England cannot rely on the pink ball in a bid to launch their Ashes fightback at the Adelaide Oval, according to Joe Root.
The tourists tasted a heavy nine-wicket defeat in the opening Test and history suggests it will be a long series ahead of England.
The second Test will start as a day/night clash on Thursday in South Australia.
The hosts have a proud record in the format: played eight, won eight, including five at this ground - but the pink Kookaburra's ability to perform tricks can be seductive.
Batting can be desperately tough when the ball swings in the 'twilight' period, the kind of conditions England's well-rested seam duo of James Anderson and Stuart Broad would relish, but Root is well aware that batters can also dominate.
In 2017, England bowled Australia out for 138 in the second innings in dusky conditions, but only after watching them declare on 442 in the first.
"For us it's about not falling into the trap of thinking it's going to hoop round corners for five days," said Root.
"There will be periods in this game where that takes a more prestigious role but one thing from our point of view is not overthinking that part of it.
"It is about understanding the different challenges that a pink ball Test at this ground takes and having plenty of options to still find ways of taking 20 wickets. There will be two sessions where the sun can be out and it might not do as much.
"Also as a batting group, we need to be managing those different phases and finding ways to get through."

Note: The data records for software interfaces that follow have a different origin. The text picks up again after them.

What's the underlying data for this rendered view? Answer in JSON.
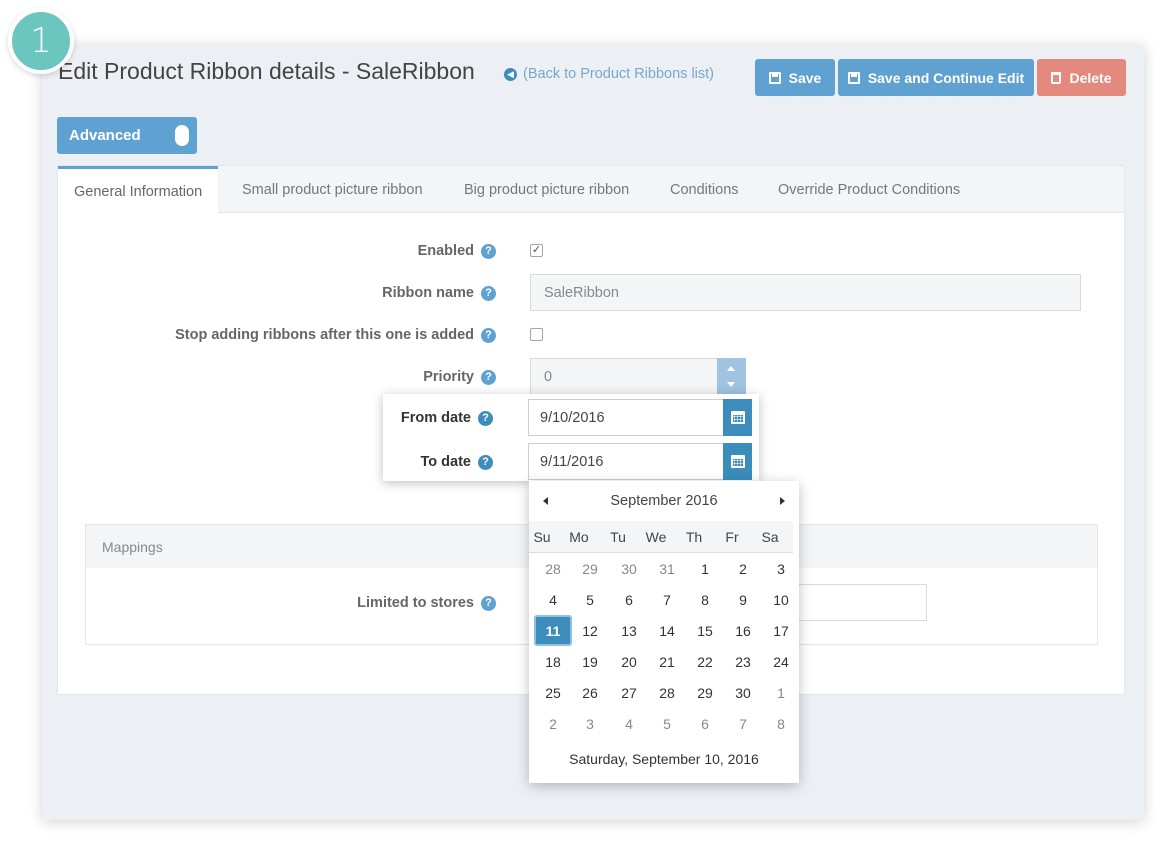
{
  "step_number": "1",
  "header": {
    "title": "Edit Product Ribbon details - SaleRibbon",
    "back_link": "(Back to Product Ribbons list)"
  },
  "toolbar": {
    "save_label": "Save",
    "save_continue_label": "Save and Continue Edit",
    "delete_label": "Delete"
  },
  "advanced_toggle": {
    "label": "Advanced",
    "on": true
  },
  "tabs": [
    {
      "label": "General Information",
      "active": true
    },
    {
      "label": "Small product picture ribbon",
      "active": false
    },
    {
      "label": "Big product picture ribbon",
      "active": false
    },
    {
      "label": "Conditions",
      "active": false
    },
    {
      "label": "Override Product Conditions",
      "active": false
    }
  ],
  "form": {
    "enabled_label": "Enabled",
    "enabled_checked": true,
    "ribbon_name_label": "Ribbon name",
    "ribbon_name_value": "SaleRibbon",
    "stop_label": "Stop adding ribbons after this one is added",
    "stop_checked": false,
    "priority_label": "Priority",
    "priority_value": "0",
    "from_date_label": "From date",
    "from_date_value": "9/10/2016",
    "to_date_label": "To date",
    "to_date_value": "9/11/2016"
  },
  "mappings": {
    "header": "Mappings",
    "limited_label": "Limited to stores"
  },
  "calendar": {
    "month_label": "September 2016",
    "days_of_week": [
      "Su",
      "Mo",
      "Tu",
      "We",
      "Th",
      "Fr",
      "Sa"
    ],
    "weeks": [
      [
        "28",
        "29",
        "30",
        "31",
        "1",
        "2",
        "3"
      ],
      [
        "4",
        "5",
        "6",
        "7",
        "8",
        "9",
        "10"
      ],
      [
        "11",
        "12",
        "13",
        "14",
        "15",
        "16",
        "17"
      ],
      [
        "18",
        "19",
        "20",
        "21",
        "22",
        "23",
        "24"
      ],
      [
        "25",
        "26",
        "27",
        "28",
        "29",
        "30",
        "1"
      ],
      [
        "2",
        "3",
        "4",
        "5",
        "6",
        "7",
        "8"
      ]
    ],
    "selected_day": "11",
    "footer": "Saturday, September 10, 2016"
  },
  "colors": {
    "primary": "#5fa2d1",
    "accent": "#3c8dbc",
    "danger": "#e4897d",
    "badge": "#6cc6c0"
  },
  "icons": {
    "save": "floppy-icon",
    "delete": "trash-icon",
    "back": "circle-arrow-left-icon",
    "help": "question-circle-icon",
    "calendar": "calendar-icon"
  }
}
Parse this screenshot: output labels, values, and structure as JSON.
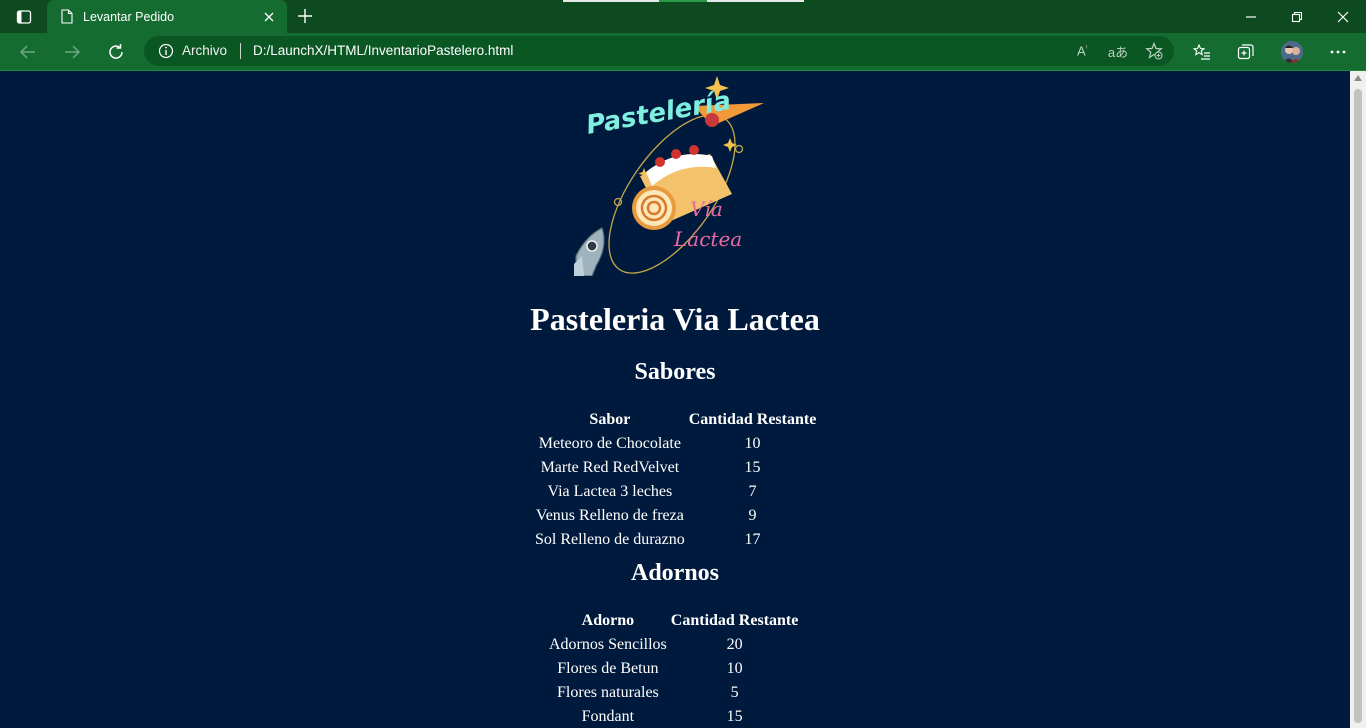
{
  "browser": {
    "tab_title": "Levantar Pedido",
    "site_label": "Archivo",
    "url": "D:/LaunchX/HTML/InventarioPastelero.html",
    "icons": [
      "tab-actions-icon",
      "document-icon",
      "close-icon",
      "plus-icon",
      "minimize-icon",
      "restore-icon",
      "close-window-icon",
      "back-icon",
      "forward-icon",
      "refresh-icon",
      "info-icon",
      "read-aloud-icon",
      "translate-icon",
      "add-favorite-icon",
      "favorites-icon",
      "collections-icon",
      "profile-avatar",
      "more-icon"
    ]
  },
  "page": {
    "logo": {
      "text_line1": "Pastelería",
      "text_line2": "Vía",
      "text_line3": "Láctea"
    },
    "title": "Pasteleria Via Lactea",
    "sabores": {
      "heading": "Sabores",
      "columns": [
        "Sabor",
        "Cantidad Restante"
      ],
      "rows": [
        [
          "Meteoro de Chocolate",
          "10"
        ],
        [
          "Marte Red RedVelvet",
          "15"
        ],
        [
          "Via Lactea 3 leches",
          "7"
        ],
        [
          "Venus Relleno de freza",
          "9"
        ],
        [
          "Sol Relleno de durazno",
          "17"
        ]
      ]
    },
    "adornos": {
      "heading": "Adornos",
      "columns": [
        "Adorno",
        "Cantidad Restante"
      ],
      "rows": [
        [
          "Adornos Sencillos",
          "20"
        ],
        [
          "Flores de Betun",
          "10"
        ],
        [
          "Flores naturales",
          "5"
        ],
        [
          "Fondant",
          "15"
        ]
      ]
    }
  },
  "colors": {
    "page_background": "#001a3d",
    "chrome_dark": "#0e4a1f",
    "chrome_light": "#146c31",
    "logo_cyan": "#7ff0e0",
    "logo_pink": "#e86aa0",
    "logo_orange": "#f29a3a"
  }
}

Bowling line-up not decided
England are likely to keep faith with the top seven that largely underperformed at The Gabba, where only Joe Root and Dawid Malan made half-centuries, but will be thinking hard about the make-up of their bowling line-up.

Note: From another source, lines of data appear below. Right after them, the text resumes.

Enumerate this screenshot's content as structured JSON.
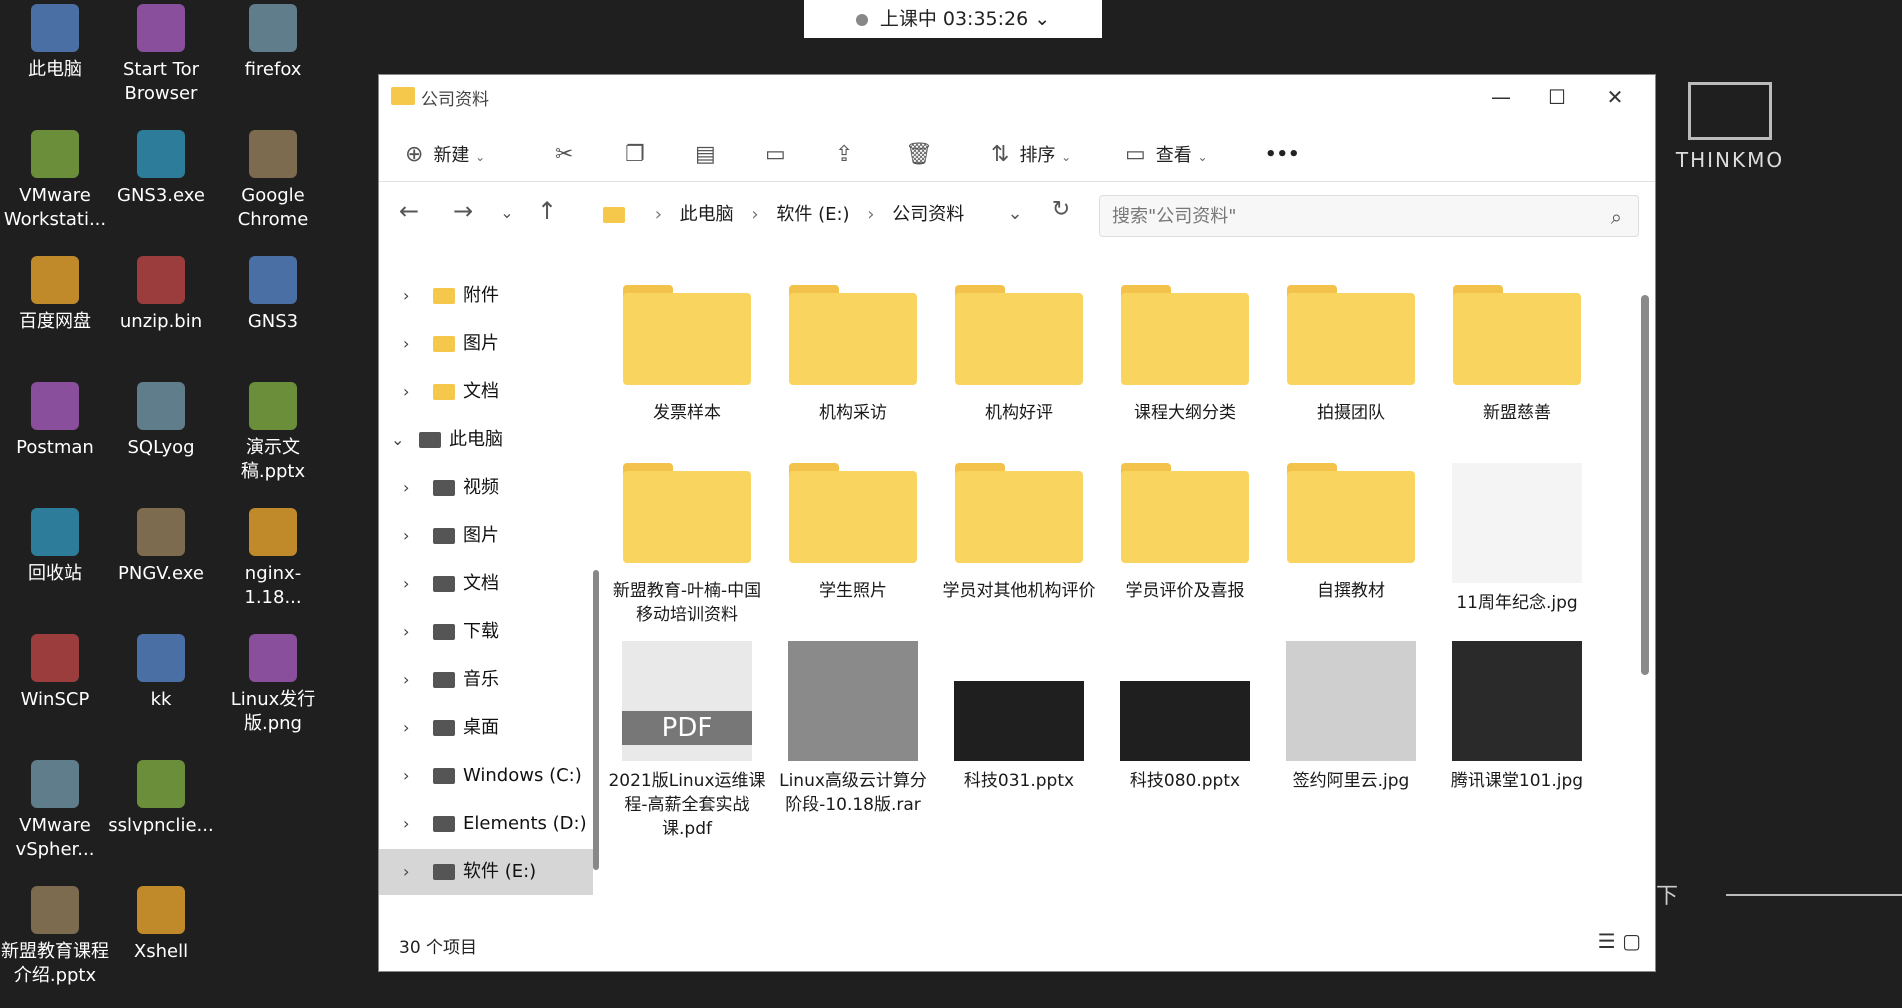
{
  "timer": {
    "text": "上课中 03:35:26 ⌄"
  },
  "desktop": {
    "col1": [
      "此电脑",
      "VMware Workstati...",
      "百度网盘",
      "Postman",
      "回收站",
      "WinSCP",
      "VMware vSpher...",
      "新盟教育课程介绍.pptx"
    ],
    "col2": [
      "Start Tor Browser",
      "GNS3.exe",
      "unzip.bin",
      "SQLyog",
      "PNGV.exe",
      "kk",
      "sslvpnclie...",
      "Xshell"
    ],
    "col3": [
      "firefox",
      "Google Chrome",
      "GNS3",
      "演示文稿.pptx",
      "nginx-1.18...",
      "Linux发行版.png"
    ]
  },
  "window": {
    "title": "公司资料",
    "min": "—",
    "max": "☐",
    "close": "✕",
    "toolbar": {
      "new": "新建",
      "sort": "排序",
      "view": "查看",
      "more": "•••"
    },
    "breadcrumb": [
      "此电脑",
      "软件 (E:)",
      "公司资料"
    ],
    "search_placeholder": "搜索\"公司资料\"",
    "sidebar": [
      {
        "label": "附件",
        "icon": "folder",
        "indent": 1
      },
      {
        "label": "图片",
        "icon": "folder",
        "indent": 1
      },
      {
        "label": "文档",
        "icon": "folder",
        "indent": 1
      },
      {
        "label": "此电脑",
        "icon": "pc",
        "indent": 0
      },
      {
        "label": "视频",
        "icon": "video",
        "indent": 1
      },
      {
        "label": "图片",
        "icon": "picture",
        "indent": 1
      },
      {
        "label": "文档",
        "icon": "doc",
        "indent": 1
      },
      {
        "label": "下载",
        "icon": "download",
        "indent": 1
      },
      {
        "label": "音乐",
        "icon": "music",
        "indent": 1
      },
      {
        "label": "桌面",
        "icon": "desktop",
        "indent": 1
      },
      {
        "label": "Windows (C:)",
        "icon": "drive",
        "indent": 1
      },
      {
        "label": "Elements (D:)",
        "icon": "drive",
        "indent": 1
      },
      {
        "label": "软件 (E:)",
        "icon": "drive",
        "indent": 1
      }
    ],
    "items": [
      {
        "label": "发票样本",
        "kind": "folder"
      },
      {
        "label": "机构采访",
        "kind": "folder"
      },
      {
        "label": "机构好评",
        "kind": "folder"
      },
      {
        "label": "课程大纲分类",
        "kind": "folder"
      },
      {
        "label": "拍摄团队",
        "kind": "folder"
      },
      {
        "label": "新盟慈善",
        "kind": "folder"
      },
      {
        "label": "新盟教育-叶楠-中国移动培训资料",
        "kind": "folder"
      },
      {
        "label": "学生照片",
        "kind": "folder"
      },
      {
        "label": "学员对其他机构评价",
        "kind": "folder"
      },
      {
        "label": "学员评价及喜报",
        "kind": "folder"
      },
      {
        "label": "自撰教材",
        "kind": "folder"
      },
      {
        "label": "11周年纪念.jpg",
        "kind": "jpg-logo"
      },
      {
        "label": "2021版Linux运维课程-高薪全套实战课.pdf",
        "kind": "pdf"
      },
      {
        "label": "Linux高级云计算分阶段-10.18版.rar",
        "kind": "rar"
      },
      {
        "label": "科技031.pptx",
        "kind": "pptx"
      },
      {
        "label": "科技080.pptx",
        "kind": "pptx"
      },
      {
        "label": "签约阿里云.jpg",
        "kind": "jpg-paper"
      },
      {
        "label": "腾讯课堂101.jpg",
        "kind": "jpg-cert"
      }
    ],
    "status": "30 个项目"
  },
  "logo_text": "THINKMO",
  "lower_text": "下"
}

Record wicket-taker Anderson is a certainty to make the XI having been passed fully fit for action, but whether he will be joined by Broad remains to be seen. It could be that Ben Stokes holds the key.
He was short of full match fitness on his first competitive appearance in five months, aggravated an old knee complaint and generally appeared to lack rhythm with the ball.
If England are not convinced he can take a full share of the load this time, they would compensate by picking four specialist seamers and sacrificing Jack Leach's spin, which was attacked so successfully in the first Test.
"We will find out about Ben over the next couple of days. He obviously had a bit of a jar in his knee in the last game," said Root.
"Hopefully that is something he's shaken off now and he can get back to full intensity but all options are on the table. We will have to manage that and see where we are at.
"We obviously have big decisions to make. With that experience in your squad it's obviously exciting, plenty of good options to choose from."
Stokes looked lively enough in nets practice when a bouncer hit Root on the helmet. Much to Stokes and England's relief, his captain showed no ill effects from the blow.
Root offered wholehearted backing for opening bat Rory Burns, who booked himself an unwanted chapter in Ashes history when he lost his leg stump to Mitchell Starc off the very first ball of the series.
The left-hander's confidence appeared to take a hit as he reversed his usual preference for kicking things off, retreating to the non-striker's end at the start of the second innings and allowing Haseeb Hameed to face up.
"Rory is a very strong character. One thing you can never doubt is that side of his game," said the skipper.
"He is someone who will get stuck in, he relishes a big occasion and the challenge and he stands up to it.
"If you look at his performances in the last Ashes series, he put in some really fine performances and played some great knocks. I've got no doubt about Rory in terms of his character. He will come back in and want a response and to put some big forms on the board."